Attacks in Iraq kill 10, including 8-year-old girl

AP News
Posted: Apr 29, 2011 6:51 PM
Attacks in Iraq kill 10, including 8-year-old girl

Attacks killed 10 people around Iraq on Friday, including the 8-year-old daughter of an imam who preached against violence and three police officers ambushed in Baghdad, officials said.

The string of bombings and shootings underlined the security concerns Iraq still faces as American troops prepare to leave the country by the end of this year. Iraq's prime minister maintains the country is able to provide for its own internal security, but U.S. officials say Iraq must decide soon whether to ask any of the remaining American forces to stay past their Dec. 31 departure date.

In Baghdad, a bomb went off in a predominantly Shiite neighborhood in southeastern Baghdad, killing three police commandos and one civilian and wounding 24 policemen and five civilians, said police and medical officials. As police arrived on the scene to investigate, a second bomb exploded.

Insurgents often use such staggered blasts to lure in security and medical personnel who arrive on the scene to help and then fall victim to the subsequent blast.

In the mixed Sunni-Shiite province of Diyala, gunmen stormed the home of the imam in a small village 30 miles (50 kilometers) northeast of the provincial capital of Baqouba on Friday morning, police and medical officials said.

The imam, his wife and their 8-year-old daughter were killed.

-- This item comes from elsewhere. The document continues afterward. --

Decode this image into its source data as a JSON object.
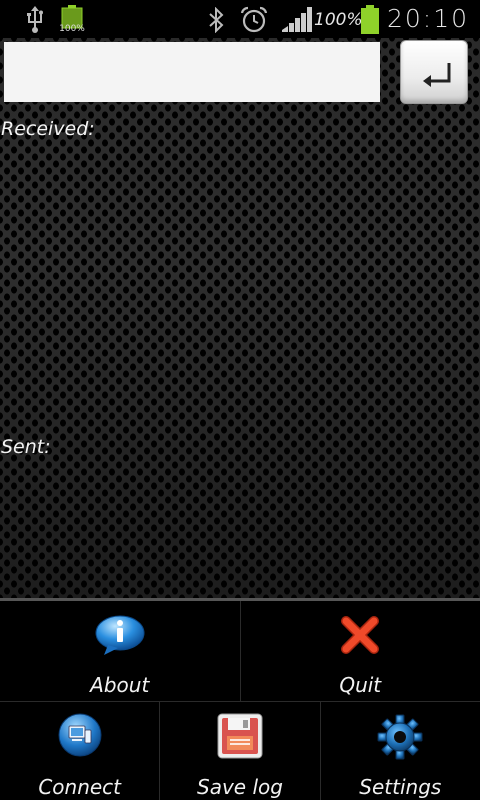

Police said the imam had preached against sectarian violence.

In the town of Buhriz, a former Saddam Hussein stronghold about 35 miles (60 kilometers) north of Baghdad, gunmen broke into a house and shot and killed three brothers who worked in an anti-al-Qaida militia.

All the officials spoke on condition of anonymity because they were not authorized to speak to the media.

Diyala province has been a hotbed of the insurgency and at one point in 2006 was proposed as the future capital of al-Qaida's Islamic State of Iraq. Since then, the situation has calmed considerably but a volatile ethnic mix of Sunnis, Shiites, Kurds and Turkomen help make it one of the least stable provinces in the country.